Start of Block
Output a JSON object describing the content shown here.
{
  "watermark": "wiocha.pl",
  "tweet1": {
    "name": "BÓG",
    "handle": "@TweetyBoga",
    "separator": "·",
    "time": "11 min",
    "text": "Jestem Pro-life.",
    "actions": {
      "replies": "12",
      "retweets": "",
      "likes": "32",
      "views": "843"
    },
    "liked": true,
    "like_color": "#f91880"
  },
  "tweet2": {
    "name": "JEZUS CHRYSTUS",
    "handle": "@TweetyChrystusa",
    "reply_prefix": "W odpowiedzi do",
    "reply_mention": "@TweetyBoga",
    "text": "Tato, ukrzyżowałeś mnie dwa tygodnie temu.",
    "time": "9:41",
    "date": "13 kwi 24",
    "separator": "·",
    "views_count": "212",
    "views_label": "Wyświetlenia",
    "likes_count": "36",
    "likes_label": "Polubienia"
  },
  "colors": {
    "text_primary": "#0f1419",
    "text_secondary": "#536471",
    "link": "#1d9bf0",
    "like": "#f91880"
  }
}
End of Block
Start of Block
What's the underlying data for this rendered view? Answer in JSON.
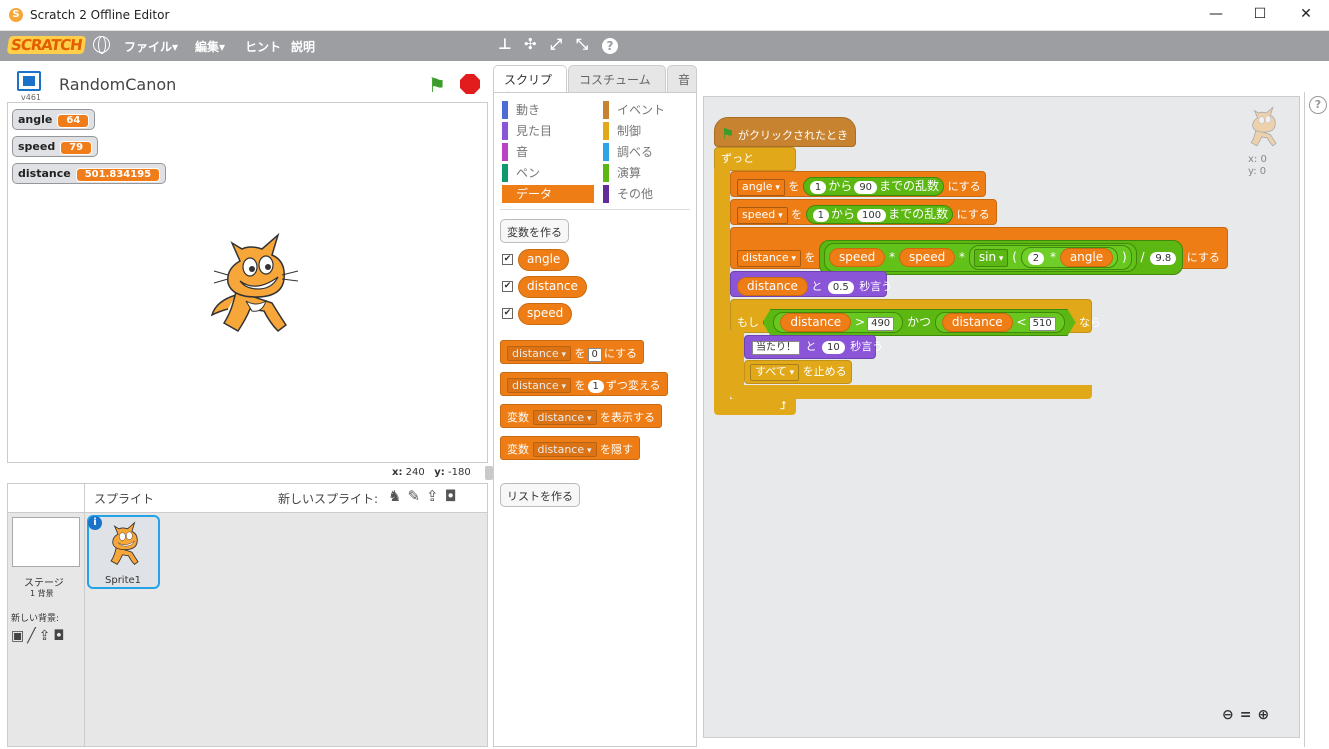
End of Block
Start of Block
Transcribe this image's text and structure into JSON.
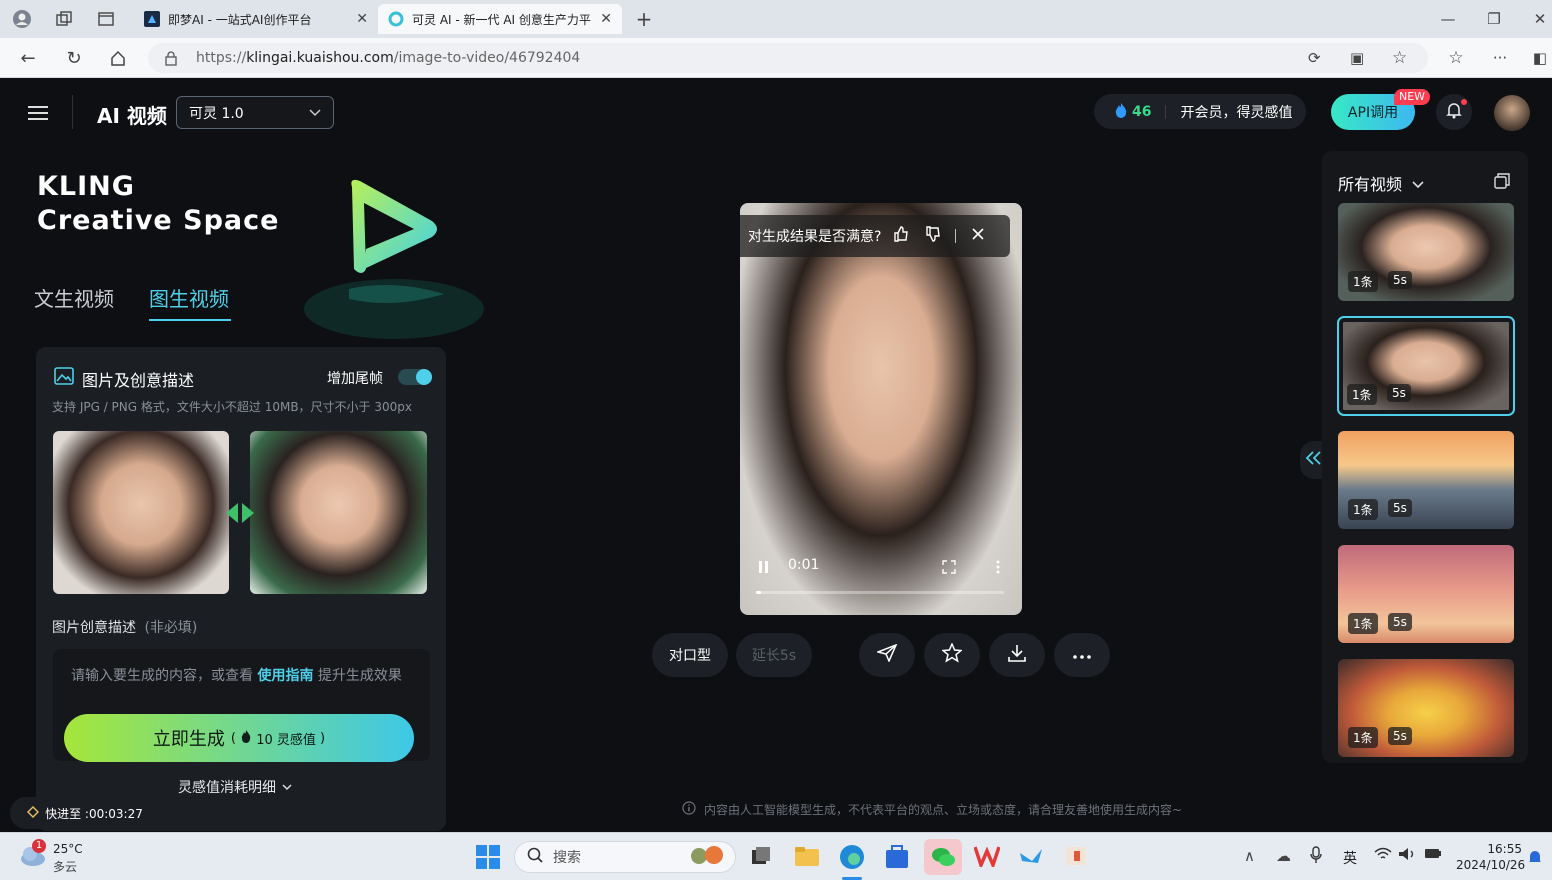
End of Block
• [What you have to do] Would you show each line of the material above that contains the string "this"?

• [Response area]
What's the underlying data for this rendered view? Answer in JSON.
Transcribe this image's text and structure into JSON.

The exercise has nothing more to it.